## Task instructions
Everything in the data below except the pictures must be repeated word for word.

----------

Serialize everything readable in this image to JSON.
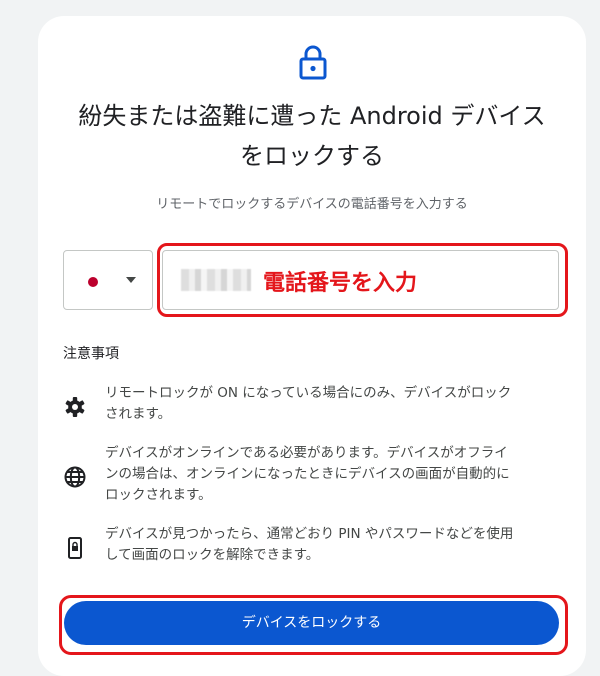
{
  "header": {
    "title_line1": "紛失または盗難に遭った Android デバイス",
    "title_line2": "をロックする",
    "subtitle": "リモートでロックするデバイスの電話番号を入力する"
  },
  "phone_form": {
    "country_flag": "jp-flag-icon",
    "phone_value_redacted": true,
    "annotation": "電話番号を入力"
  },
  "notes": {
    "title": "注意事項",
    "items": [
      {
        "icon": "gear-icon",
        "line1": "リモートロックが ON になっている場合にのみ、デバイスがロック",
        "line2": "されます。"
      },
      {
        "icon": "globe-icon",
        "line1": "デバイスがオンラインである必要があります。デバイスがオフライ",
        "line2": "ンの場合は、オンラインになったときにデバイスの画面が自動的に",
        "line3": "ロックされます。"
      },
      {
        "icon": "phone-lock-icon",
        "line1": "デバイスが見つかったら、通常どおり PIN やパスワードなどを使用",
        "line2": "して画面のロックを解除できます。"
      }
    ]
  },
  "actions": {
    "lock_button": "デバイスをロックする"
  },
  "colors": {
    "accent": "#0b57d0",
    "highlight": "#e4161b",
    "flag_red": "#bc002d"
  }
}
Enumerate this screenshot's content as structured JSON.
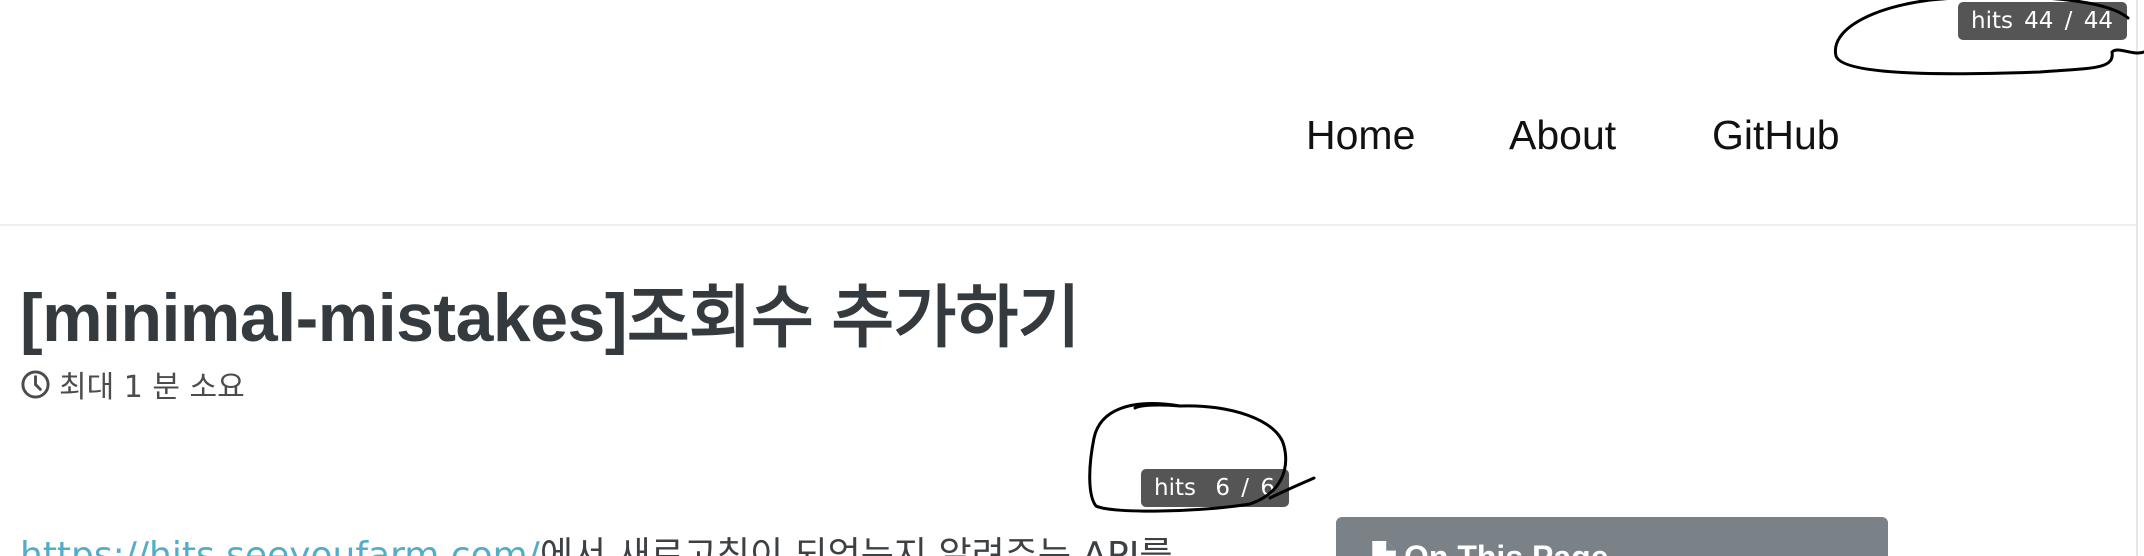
{
  "hits_badges": {
    "site": {
      "label": "hits",
      "count": "44 / 44"
    },
    "post": {
      "label": "hits",
      "count": "6 / 6"
    }
  },
  "nav": {
    "items": [
      {
        "label": "Home"
      },
      {
        "label": "About"
      },
      {
        "label": "GitHub"
      }
    ]
  },
  "post": {
    "title": "[minimal-mistakes]조회수 추가하기",
    "read_time": "최대 1 분 소요",
    "body_link": "https://hits.seeyoufarm.com/",
    "body_text": "에서 새로고침이 되었는지 알려주는 API를"
  },
  "toc": {
    "title": "On This Page",
    "icon": "file-icon"
  },
  "colors": {
    "badge_bg": "#555555",
    "link": "#52adc8",
    "title": "#353a3f",
    "toc_header_bg": "#7a8288",
    "annotation_ink": "#000000"
  }
}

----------

## Result
Serialize everything readable in this image to JSON.
{
  "header": {
    "title_line1": "紛失または盗難に遭った Android デバイス",
    "title_line2": "をロックする",
    "subtitle": "リモートでロックするデバイスの電話番号を入力する"
  },
  "phone_form": {
    "country_flag": "jp-flag-icon",
    "phone_value_redacted": true,
    "annotation": "電話番号を入力"
  },
  "notes": {
    "title": "注意事項",
    "items": [
      {
        "icon": "gear-icon",
        "line1": "リモートロックが ON になっている場合にのみ、デバイスがロック",
        "line2": "されます。"
      },
      {
        "icon": "globe-icon",
        "line1": "デバイスがオンラインである必要があります。デバイスがオフライ",
        "line2": "ンの場合は、オンラインになったときにデバイスの画面が自動的に",
        "line3": "ロックされます。"
      },
      {
        "icon": "phone-lock-icon",
        "line1": "デバイスが見つかったら、通常どおり PIN やパスワードなどを使用",
        "line2": "して画面のロックを解除できます。"
      }
    ]
  },
  "actions": {
    "lock_button": "デバイスをロックする"
  },
  "colors": {
    "accent": "#0b57d0",
    "highlight": "#e4161b",
    "flag_red": "#bc002d"
  }
}
Enumerate this screenshot's content as structured JSON.
{
  "hits_badges": {
    "site": {
      "label": "hits",
      "count": "44 / 44"
    },
    "post": {
      "label": "hits",
      "count": "6 / 6"
    }
  },
  "nav": {
    "items": [
      {
        "label": "Home"
      },
      {
        "label": "About"
      },
      {
        "label": "GitHub"
      }
    ]
  },
  "post": {
    "title": "[minimal-mistakes]조회수 추가하기",
    "read_time": "최대 1 분 소요",
    "body_link": "https://hits.seeyoufarm.com/",
    "body_text": "에서 새로고침이 되었는지 알려주는 API를"
  },
  "toc": {
    "title": "On This Page",
    "icon": "file-icon"
  },
  "colors": {
    "badge_bg": "#555555",
    "link": "#52adc8",
    "title": "#353a3f",
    "toc_header_bg": "#7a8288",
    "annotation_ink": "#000000"
  }
}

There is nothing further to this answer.